Maven — the car-sharing and car rental service — is exiting from eight major cities including Boston, Chicago, and New York City, according to the Wall Street Journal.
The company is expected to wind down service in the designated cities by the end of July to focus on less competitive markets.
Maven wants to “concentrate on markets in which we have the strongest current demand and growth potential,” one company spokeswoman told WSJ.
Maven’s operations in Detroit, Los Angeles, Washington, D.C., and Toronto will continue; however, its transition out of some of the biggest cities in the U.S. highlights some of the accelerated changes happening in transportation-tech.
Last month, New York City council passed a bill to decongest the city’s streets of ride-hailing cars by posing a cap on the number of drivers companies could have on the road. The law also required Uber and Lyft to improve pay for its drivers. Both companies, whose drivers sometimes rent cars from Maven, stopped hiring new drivers after the law passed.
Lyft sued New York City in January, alleging the new rules would create unfair competition between ride-hailing companies and taxis, but the move was blocked by a state judge earlier this month. Uber has also sued the city over its car limit.
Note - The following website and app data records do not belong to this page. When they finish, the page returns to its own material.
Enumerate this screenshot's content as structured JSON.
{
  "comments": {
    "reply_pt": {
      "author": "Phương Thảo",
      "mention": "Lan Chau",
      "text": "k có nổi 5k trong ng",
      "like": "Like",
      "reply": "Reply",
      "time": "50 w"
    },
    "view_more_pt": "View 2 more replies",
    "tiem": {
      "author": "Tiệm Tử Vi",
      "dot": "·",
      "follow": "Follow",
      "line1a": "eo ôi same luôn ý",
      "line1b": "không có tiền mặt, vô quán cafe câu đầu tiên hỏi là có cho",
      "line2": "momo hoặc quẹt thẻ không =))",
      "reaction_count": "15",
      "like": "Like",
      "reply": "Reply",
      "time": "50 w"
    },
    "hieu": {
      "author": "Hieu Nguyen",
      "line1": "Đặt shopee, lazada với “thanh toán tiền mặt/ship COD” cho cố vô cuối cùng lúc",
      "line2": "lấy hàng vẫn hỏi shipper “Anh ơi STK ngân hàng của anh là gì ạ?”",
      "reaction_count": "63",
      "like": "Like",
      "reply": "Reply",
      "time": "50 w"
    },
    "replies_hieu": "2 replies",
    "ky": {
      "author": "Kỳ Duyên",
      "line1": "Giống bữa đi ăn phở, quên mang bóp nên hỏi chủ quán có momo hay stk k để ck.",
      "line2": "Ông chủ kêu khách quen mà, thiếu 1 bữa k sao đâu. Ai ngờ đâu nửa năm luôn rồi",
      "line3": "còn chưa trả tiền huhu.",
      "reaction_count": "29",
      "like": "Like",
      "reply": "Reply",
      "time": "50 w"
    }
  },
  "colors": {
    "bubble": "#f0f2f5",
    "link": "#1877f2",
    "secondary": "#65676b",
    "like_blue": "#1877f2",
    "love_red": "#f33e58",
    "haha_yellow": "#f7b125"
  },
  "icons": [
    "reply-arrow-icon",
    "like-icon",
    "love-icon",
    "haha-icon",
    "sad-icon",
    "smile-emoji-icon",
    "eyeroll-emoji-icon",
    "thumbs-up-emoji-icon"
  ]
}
Other ride-sharing and car sharing services in the city like Via, Zipcar, and Car2Go are added competition for Maven, so the company is cutting its losses and leaving.